▸ **BRIEF**
Report only the number of lines below in which the string "speaker" appears.

(Collection entries)

+-------+

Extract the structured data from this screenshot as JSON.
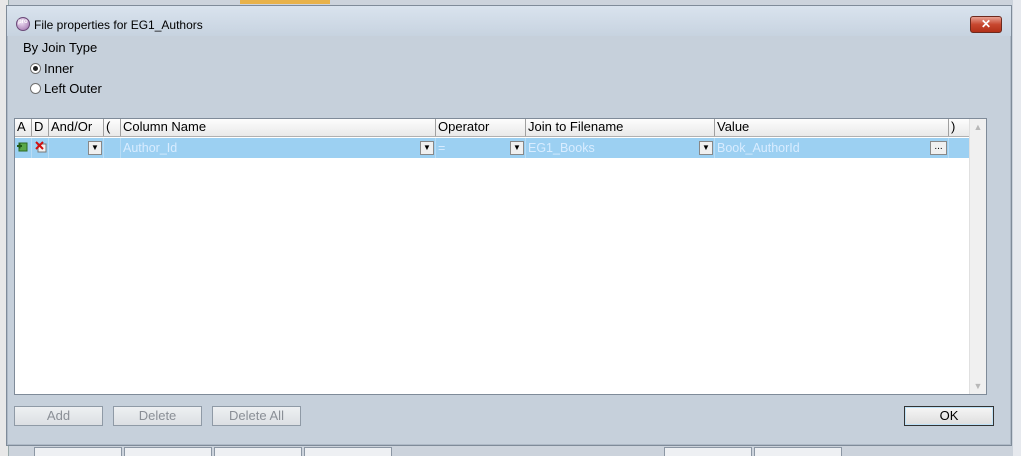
{
  "window": {
    "title": "File properties for EG1_Authors",
    "close_label": "✕"
  },
  "join_type": {
    "label": "By Join Type",
    "options": [
      {
        "label": "Inner",
        "selected": true
      },
      {
        "label": "Left Outer",
        "selected": false
      }
    ]
  },
  "grid": {
    "headers": [
      "A",
      "D",
      "And/Or",
      "(",
      "Column Name",
      "Operator",
      "Join to Filename",
      "Value",
      ")"
    ],
    "rows": [
      {
        "and_or": "",
        "open_paren": "",
        "column_name": "Author_Id",
        "operator": "=",
        "join_to_filename": "EG1_Books",
        "value": "Book_AuthorId",
        "close_paren": ""
      }
    ]
  },
  "buttons": {
    "add": "Add",
    "delete": "Delete",
    "delete_all": "Delete All",
    "ok": "OK"
  }
}
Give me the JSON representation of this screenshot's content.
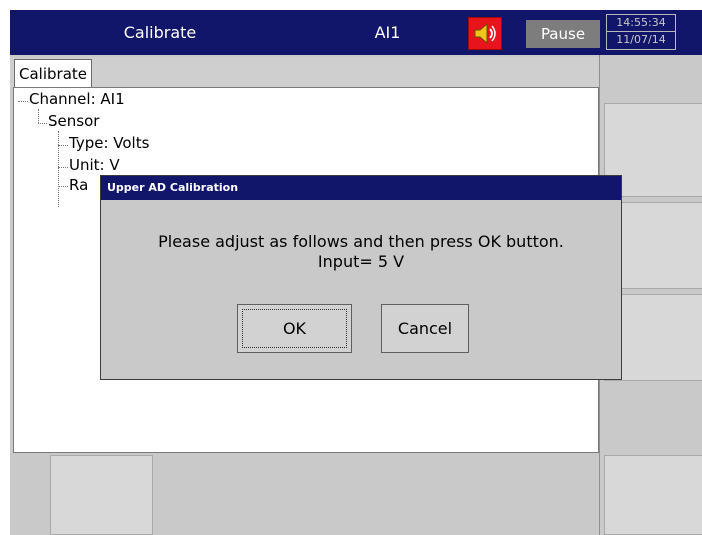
{
  "header": {
    "screen_title": "Calibrate",
    "channel": "AI1",
    "mode": "Pause",
    "time": "14:55:34",
    "date": "11/07/14",
    "speaker_icon": "speaker-icon",
    "colors": {
      "bar": "#11166a",
      "speaker": "#e8141c"
    }
  },
  "panel": {
    "tab_label": "Calibrate",
    "tree": {
      "channel": "Channel: AI1",
      "sensor": "Sensor",
      "type": "Type: Volts",
      "unit": "Unit: V",
      "range_partial": "Ra"
    }
  },
  "dialog": {
    "title": "Upper AD Calibration",
    "message_line1": "Please adjust as follows and then press OK button.",
    "message_line2": "Input= 5 V",
    "ok_label": "OK",
    "cancel_label": "Cancel"
  }
}
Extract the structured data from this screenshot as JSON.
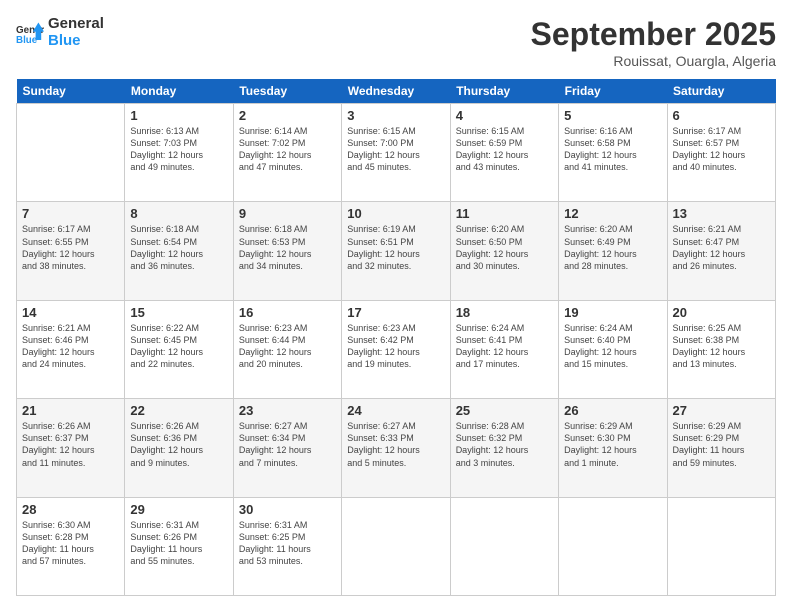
{
  "header": {
    "logo_line1": "General",
    "logo_line2": "Blue",
    "month": "September 2025",
    "location": "Rouissat, Ouargla, Algeria"
  },
  "days_of_week": [
    "Sunday",
    "Monday",
    "Tuesday",
    "Wednesday",
    "Thursday",
    "Friday",
    "Saturday"
  ],
  "weeks": [
    [
      {
        "day": "",
        "info": ""
      },
      {
        "day": "1",
        "info": "Sunrise: 6:13 AM\nSunset: 7:03 PM\nDaylight: 12 hours\nand 49 minutes."
      },
      {
        "day": "2",
        "info": "Sunrise: 6:14 AM\nSunset: 7:02 PM\nDaylight: 12 hours\nand 47 minutes."
      },
      {
        "day": "3",
        "info": "Sunrise: 6:15 AM\nSunset: 7:00 PM\nDaylight: 12 hours\nand 45 minutes."
      },
      {
        "day": "4",
        "info": "Sunrise: 6:15 AM\nSunset: 6:59 PM\nDaylight: 12 hours\nand 43 minutes."
      },
      {
        "day": "5",
        "info": "Sunrise: 6:16 AM\nSunset: 6:58 PM\nDaylight: 12 hours\nand 41 minutes."
      },
      {
        "day": "6",
        "info": "Sunrise: 6:17 AM\nSunset: 6:57 PM\nDaylight: 12 hours\nand 40 minutes."
      }
    ],
    [
      {
        "day": "7",
        "info": "Sunrise: 6:17 AM\nSunset: 6:55 PM\nDaylight: 12 hours\nand 38 minutes."
      },
      {
        "day": "8",
        "info": "Sunrise: 6:18 AM\nSunset: 6:54 PM\nDaylight: 12 hours\nand 36 minutes."
      },
      {
        "day": "9",
        "info": "Sunrise: 6:18 AM\nSunset: 6:53 PM\nDaylight: 12 hours\nand 34 minutes."
      },
      {
        "day": "10",
        "info": "Sunrise: 6:19 AM\nSunset: 6:51 PM\nDaylight: 12 hours\nand 32 minutes."
      },
      {
        "day": "11",
        "info": "Sunrise: 6:20 AM\nSunset: 6:50 PM\nDaylight: 12 hours\nand 30 minutes."
      },
      {
        "day": "12",
        "info": "Sunrise: 6:20 AM\nSunset: 6:49 PM\nDaylight: 12 hours\nand 28 minutes."
      },
      {
        "day": "13",
        "info": "Sunrise: 6:21 AM\nSunset: 6:47 PM\nDaylight: 12 hours\nand 26 minutes."
      }
    ],
    [
      {
        "day": "14",
        "info": "Sunrise: 6:21 AM\nSunset: 6:46 PM\nDaylight: 12 hours\nand 24 minutes."
      },
      {
        "day": "15",
        "info": "Sunrise: 6:22 AM\nSunset: 6:45 PM\nDaylight: 12 hours\nand 22 minutes."
      },
      {
        "day": "16",
        "info": "Sunrise: 6:23 AM\nSunset: 6:44 PM\nDaylight: 12 hours\nand 20 minutes."
      },
      {
        "day": "17",
        "info": "Sunrise: 6:23 AM\nSunset: 6:42 PM\nDaylight: 12 hours\nand 19 minutes."
      },
      {
        "day": "18",
        "info": "Sunrise: 6:24 AM\nSunset: 6:41 PM\nDaylight: 12 hours\nand 17 minutes."
      },
      {
        "day": "19",
        "info": "Sunrise: 6:24 AM\nSunset: 6:40 PM\nDaylight: 12 hours\nand 15 minutes."
      },
      {
        "day": "20",
        "info": "Sunrise: 6:25 AM\nSunset: 6:38 PM\nDaylight: 12 hours\nand 13 minutes."
      }
    ],
    [
      {
        "day": "21",
        "info": "Sunrise: 6:26 AM\nSunset: 6:37 PM\nDaylight: 12 hours\nand 11 minutes."
      },
      {
        "day": "22",
        "info": "Sunrise: 6:26 AM\nSunset: 6:36 PM\nDaylight: 12 hours\nand 9 minutes."
      },
      {
        "day": "23",
        "info": "Sunrise: 6:27 AM\nSunset: 6:34 PM\nDaylight: 12 hours\nand 7 minutes."
      },
      {
        "day": "24",
        "info": "Sunrise: 6:27 AM\nSunset: 6:33 PM\nDaylight: 12 hours\nand 5 minutes."
      },
      {
        "day": "25",
        "info": "Sunrise: 6:28 AM\nSunset: 6:32 PM\nDaylight: 12 hours\nand 3 minutes."
      },
      {
        "day": "26",
        "info": "Sunrise: 6:29 AM\nSunset: 6:30 PM\nDaylight: 12 hours\nand 1 minute."
      },
      {
        "day": "27",
        "info": "Sunrise: 6:29 AM\nSunset: 6:29 PM\nDaylight: 11 hours\nand 59 minutes."
      }
    ],
    [
      {
        "day": "28",
        "info": "Sunrise: 6:30 AM\nSunset: 6:28 PM\nDaylight: 11 hours\nand 57 minutes."
      },
      {
        "day": "29",
        "info": "Sunrise: 6:31 AM\nSunset: 6:26 PM\nDaylight: 11 hours\nand 55 minutes."
      },
      {
        "day": "30",
        "info": "Sunrise: 6:31 AM\nSunset: 6:25 PM\nDaylight: 11 hours\nand 53 minutes."
      },
      {
        "day": "",
        "info": ""
      },
      {
        "day": "",
        "info": ""
      },
      {
        "day": "",
        "info": ""
      },
      {
        "day": "",
        "info": ""
      }
    ]
  ]
}
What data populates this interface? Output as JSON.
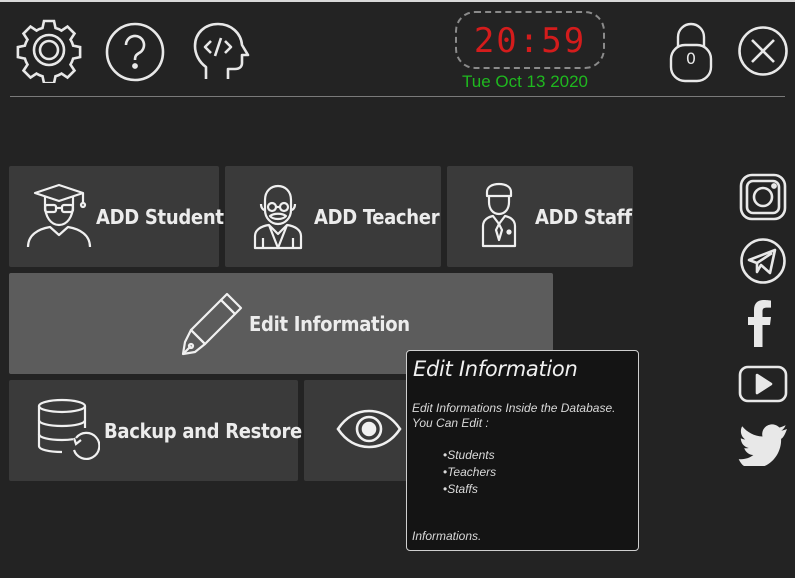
{
  "header": {
    "settings_icon": "gear-icon",
    "help_icon": "question-icon",
    "developer_icon": "developer-head-icon",
    "clock": {
      "time": "20:59",
      "date": "Tue Oct 13 2020",
      "time_color": "#d41c1c",
      "date_color": "#1fb81f"
    },
    "lock": {
      "count": "0"
    },
    "close_icon": "close-icon"
  },
  "tiles": {
    "add_student": {
      "label": "ADD Student",
      "icon": "student-icon"
    },
    "add_teacher": {
      "label": "ADD Teacher",
      "icon": "teacher-icon"
    },
    "add_staff": {
      "label": "ADD Staff",
      "icon": "staff-icon"
    },
    "edit_information": {
      "label": "Edit Information",
      "icon": "pen-icon"
    },
    "backup_restore": {
      "label": "Backup and Restore",
      "icon": "database-icon"
    },
    "view": {
      "label": "",
      "icon": "eye-icon"
    }
  },
  "tooltip": {
    "title": "Edit Information",
    "description": "Edit Informations Inside the Database. You Can Edit :",
    "items": [
      "Students",
      "Teachers",
      "Staffs"
    ],
    "footer": "Informations."
  },
  "social": [
    "instagram-icon",
    "telegram-icon",
    "facebook-icon",
    "youtube-icon",
    "twitter-icon"
  ],
  "colors": {
    "background": "#232323",
    "tile": "#3a3a3a",
    "tile_hover": "#5c5c5c"
  }
}
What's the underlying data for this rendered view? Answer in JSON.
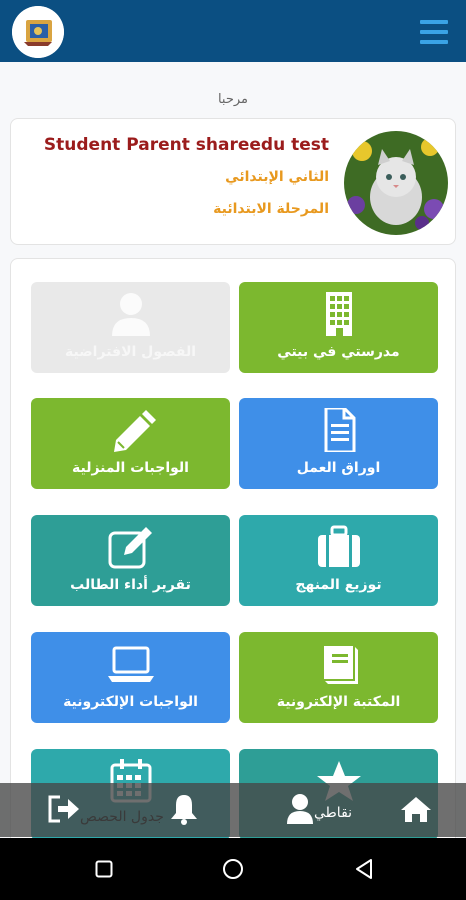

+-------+

▸ **OUTPUT BELOW**
2